With our community-based partners, the Ounce offers home visiting to nearly 1,900 families throughout Illinois and a unique doula program to about 700 expectant mothers per year. These home visitors help promote healthy child development and ensure families are connected to medical, dental and mental health services. They also support parents to model healthy behaviors for their children, such as hygiene, healthy eating and physical activity.
Because research demonstrates the powerful potential of early education programs to promote children’s health, the Ounce research team urges the early education field to assess health outcomes. The Educare Learning Network research & evaluation committee, in its recent National Research Agenda for Early Education, echoes this imperative. Here are some examples of ways that these research values are being put into practice: the ongoing Educare Randomized Controlled Trial and the Doula Home Visiting Randomized Controlled Trial measure myriad health outcomes; and two studies of Educare by embedded local evaluation partners have explored the relationship of adverse childhood experiences to various childhood outcomes, with a focus on social-emotional and behavioral health.

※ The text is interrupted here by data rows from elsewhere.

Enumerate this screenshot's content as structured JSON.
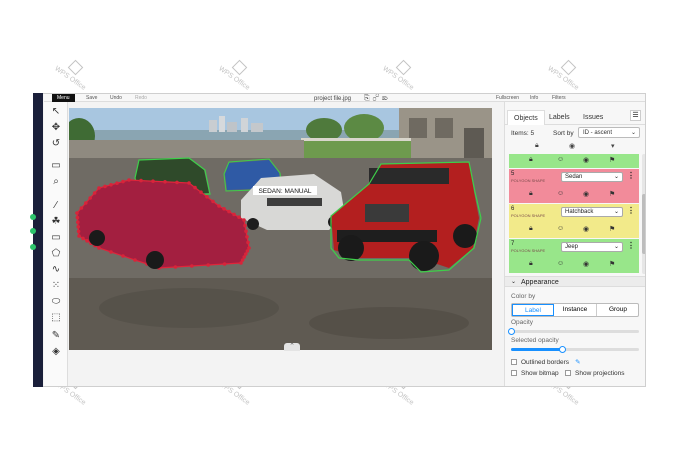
{
  "topbar": {
    "menu": "Menu",
    "save": "Save",
    "undo": "Undo",
    "redo": "Redo",
    "fullscreen": "Fullscreen",
    "info": "Info",
    "filters": "Filters"
  },
  "file": {
    "name": "project file.jpg"
  },
  "canvas": {
    "label_text": "SEDAN: MANUAL"
  },
  "panel": {
    "tabs": [
      "Objects",
      "Labels",
      "Issues"
    ],
    "items_label": "Items: 5",
    "sort_by_label": "Sort by",
    "sort_value": "ID - ascent",
    "objects": [
      {
        "id": "5",
        "shape": "POLYGON SHAPE",
        "label": "Sedan",
        "color": "#f28b9a"
      },
      {
        "id": "6",
        "shape": "POLYGON SHAPE",
        "label": "Hatchback",
        "color": "#f2ea8a"
      },
      {
        "id": "7",
        "shape": "POLYGON SHAPE",
        "label": "Jeep",
        "color": "#98e68a"
      }
    ],
    "top_partial_color": "#98e68a",
    "appearance": {
      "title": "Appearance",
      "color_by_label": "Color by",
      "color_by_options": [
        "Label",
        "Instance",
        "Group"
      ],
      "color_by_selected": "Label",
      "opacity_label": "Opacity",
      "opacity_value": 0.0,
      "selected_opacity_label": "Selected opacity",
      "selected_opacity_value": 0.4,
      "outlined_borders_label": "Outlined borders",
      "show_bitmap_label": "Show bitmap",
      "show_projections_label": "Show projections"
    }
  },
  "watermark": {
    "text": "WPS Office"
  },
  "colors": {
    "accent": "#1890ff",
    "red_object": "#f28b9a",
    "yellow_object": "#f2ea8a",
    "green_object": "#98e68a",
    "polygon_red": "#d8243a",
    "polygon_green": "#3ecf4a"
  }
}
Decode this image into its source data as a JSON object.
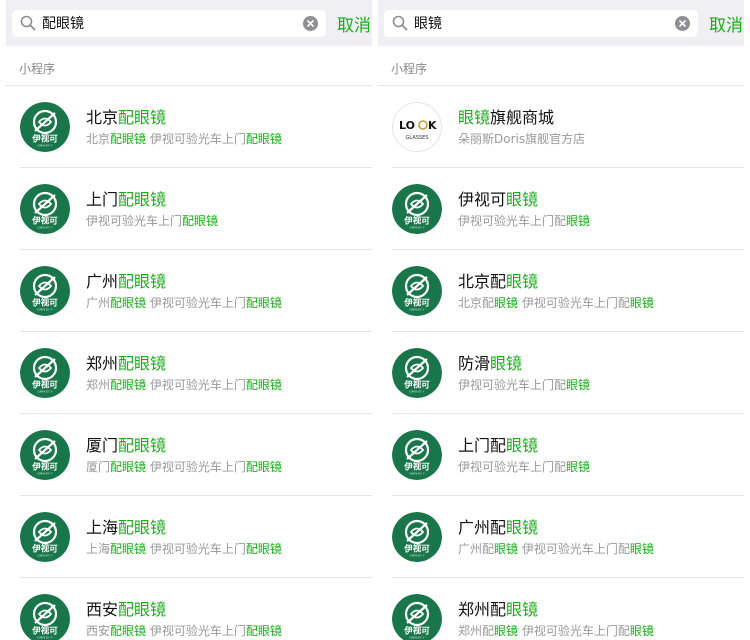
{
  "colors": {
    "accent": "#1aad19",
    "brand_green": "#19764a",
    "bg": "#efeff4"
  },
  "left": {
    "search": {
      "value": "配眼镜",
      "cancel_label": "取消"
    },
    "section_title": "小程序",
    "items": [
      {
        "title": [
          {
            "t": "北京",
            "h": false
          },
          {
            "t": "配眼镜",
            "h": true
          }
        ],
        "desc": [
          {
            "t": "北京",
            "h": false
          },
          {
            "t": "配眼镜",
            "h": true
          },
          {
            "t": " 伊视可验光车上门",
            "h": false
          },
          {
            "t": "配眼镜",
            "h": true
          }
        ],
        "avatar": "eyeseek"
      },
      {
        "title": [
          {
            "t": "上门",
            "h": false
          },
          {
            "t": "配眼镜",
            "h": true
          }
        ],
        "desc": [
          {
            "t": "伊视可验光车上门",
            "h": false
          },
          {
            "t": "配眼镜",
            "h": true
          }
        ],
        "avatar": "eyeseek"
      },
      {
        "title": [
          {
            "t": "广州",
            "h": false
          },
          {
            "t": "配眼镜",
            "h": true
          }
        ],
        "desc": [
          {
            "t": "广州",
            "h": false
          },
          {
            "t": "配眼镜",
            "h": true
          },
          {
            "t": " 伊视可验光车上门",
            "h": false
          },
          {
            "t": "配眼镜",
            "h": true
          }
        ],
        "avatar": "eyeseek"
      },
      {
        "title": [
          {
            "t": "郑州",
            "h": false
          },
          {
            "t": "配眼镜",
            "h": true
          }
        ],
        "desc": [
          {
            "t": "郑州",
            "h": false
          },
          {
            "t": "配眼镜",
            "h": true
          },
          {
            "t": " 伊视可验光车上门",
            "h": false
          },
          {
            "t": "配眼镜",
            "h": true
          }
        ],
        "avatar": "eyeseek"
      },
      {
        "title": [
          {
            "t": "厦门",
            "h": false
          },
          {
            "t": "配眼镜",
            "h": true
          }
        ],
        "desc": [
          {
            "t": "厦门",
            "h": false
          },
          {
            "t": "配眼镜",
            "h": true
          },
          {
            "t": " 伊视可验光车上门",
            "h": false
          },
          {
            "t": "配眼镜",
            "h": true
          }
        ],
        "avatar": "eyeseek"
      },
      {
        "title": [
          {
            "t": "上海",
            "h": false
          },
          {
            "t": "配眼镜",
            "h": true
          }
        ],
        "desc": [
          {
            "t": "上海",
            "h": false
          },
          {
            "t": "配眼镜",
            "h": true
          },
          {
            "t": " 伊视可验光车上门",
            "h": false
          },
          {
            "t": "配眼镜",
            "h": true
          }
        ],
        "avatar": "eyeseek"
      },
      {
        "title": [
          {
            "t": "西安",
            "h": false
          },
          {
            "t": "配眼镜",
            "h": true
          }
        ],
        "desc": [
          {
            "t": "西安",
            "h": false
          },
          {
            "t": "配眼镜",
            "h": true
          },
          {
            "t": " 伊视可验光车上门",
            "h": false
          },
          {
            "t": "配眼镜",
            "h": true
          }
        ],
        "avatar": "eyeseek"
      }
    ]
  },
  "right": {
    "search": {
      "value": "眼镜",
      "cancel_label": "取消"
    },
    "section_title": "小程序",
    "items": [
      {
        "title": [
          {
            "t": "眼镜",
            "h": true
          },
          {
            "t": "旗舰商城",
            "h": false
          }
        ],
        "desc": [
          {
            "t": "朵丽斯Doris旗舰官方店",
            "h": false
          }
        ],
        "avatar": "look"
      },
      {
        "title": [
          {
            "t": "伊视可",
            "h": false
          },
          {
            "t": "眼镜",
            "h": true
          }
        ],
        "desc": [
          {
            "t": "伊视可验光车上门配",
            "h": false
          },
          {
            "t": "眼镜",
            "h": true
          }
        ],
        "avatar": "eyeseek"
      },
      {
        "title": [
          {
            "t": "北京配",
            "h": false
          },
          {
            "t": "眼镜",
            "h": true
          }
        ],
        "desc": [
          {
            "t": "北京配",
            "h": false
          },
          {
            "t": "眼镜",
            "h": true
          },
          {
            "t": " 伊视可验光车上门配",
            "h": false
          },
          {
            "t": "眼镜",
            "h": true
          }
        ],
        "avatar": "eyeseek"
      },
      {
        "title": [
          {
            "t": "防滑",
            "h": false
          },
          {
            "t": "眼镜",
            "h": true
          }
        ],
        "desc": [
          {
            "t": "伊视可验光车上门配",
            "h": false
          },
          {
            "t": "眼镜",
            "h": true
          }
        ],
        "avatar": "eyeseek"
      },
      {
        "title": [
          {
            "t": "上门配",
            "h": false
          },
          {
            "t": "眼镜",
            "h": true
          }
        ],
        "desc": [
          {
            "t": "伊视可验光车上门配",
            "h": false
          },
          {
            "t": "眼镜",
            "h": true
          }
        ],
        "avatar": "eyeseek"
      },
      {
        "title": [
          {
            "t": "广州配",
            "h": false
          },
          {
            "t": "眼镜",
            "h": true
          }
        ],
        "desc": [
          {
            "t": "广州配",
            "h": false
          },
          {
            "t": "眼镜",
            "h": true
          },
          {
            "t": " 伊视可验光车上门配",
            "h": false
          },
          {
            "t": "眼镜",
            "h": true
          }
        ],
        "avatar": "eyeseek"
      },
      {
        "title": [
          {
            "t": "郑州配",
            "h": false
          },
          {
            "t": "眼镜",
            "h": true
          }
        ],
        "desc": [
          {
            "t": "郑州配",
            "h": false
          },
          {
            "t": "眼镜",
            "h": true
          },
          {
            "t": " 伊视可验光车上门配",
            "h": false
          },
          {
            "t": "眼镜",
            "h": true
          }
        ],
        "avatar": "eyeseek"
      }
    ]
  },
  "logos": {
    "eyeseek_text": "伊视可",
    "eyeseek_sub": "GMW-EY·Y",
    "look_text_1": "LO",
    "look_text_2": "K",
    "look_text_3": "GLASSES"
  }
}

The Ounce Institute is the recognized training provider for all home visitors in Healthy Families, Parents Too Soon and Parents as Teachers programs in Illinois. Findings from the Adverse Childhood Experiences Study on the powerful impacts of traumatic early experiences on young children’s lifelong health have been integrated into home visitor trainings. What’s more, the Ounce Institute has held training events exclusively focused on trauma, and in Chicago, a pilot project in home visiting programs managed by Ounce staff has a special focus on trauma-informed work. As a result, trauma-informed best practices have been incorporated into home visiting programs across the state. And now, after nearly 30 years of training home visitors in-person, the Ounce is about to launch professional development courses online to bring evidence-based practices such as these to home visitors and supervisors across the country.